Stored items
◇ ◇ ◇
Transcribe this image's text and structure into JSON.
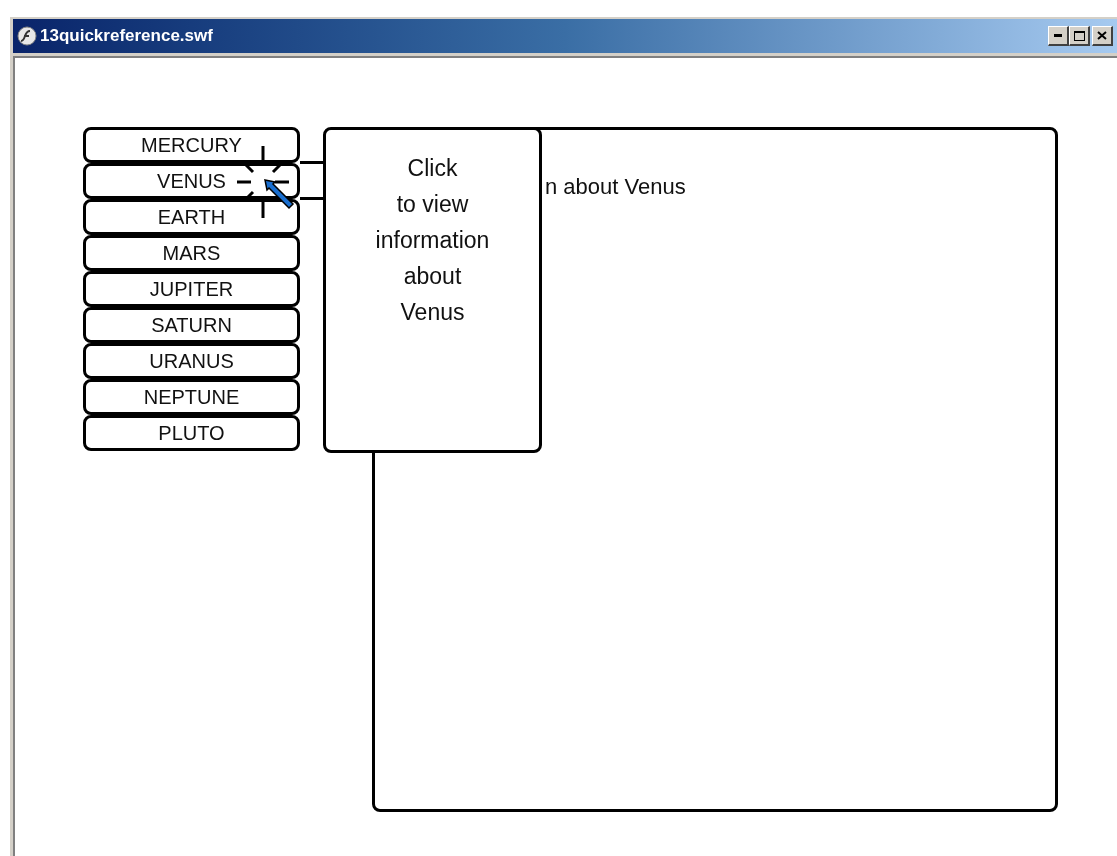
{
  "window": {
    "title": "13quickreference.swf"
  },
  "planets": [
    "MERCURY",
    "VENUS",
    "EARTH",
    "MARS",
    "JUPITER",
    "SATURN",
    "URANUS",
    "NEPTUNE",
    "PLUTO"
  ],
  "tooltip": {
    "text": "Click\nto view\ninformation\nabout\nVenus"
  },
  "info_panel": {
    "text": "n about Venus"
  }
}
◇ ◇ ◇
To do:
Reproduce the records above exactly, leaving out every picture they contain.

Output for this task:
Transcribe this image's text and structure into JSON.
{
  "window": {
    "title": "13quickreference.swf"
  },
  "planets": [
    "MERCURY",
    "VENUS",
    "EARTH",
    "MARS",
    "JUPITER",
    "SATURN",
    "URANUS",
    "NEPTUNE",
    "PLUTO"
  ],
  "tooltip": {
    "text": "Click\nto view\ninformation\nabout\nVenus"
  },
  "info_panel": {
    "text": "n about Venus"
  }
}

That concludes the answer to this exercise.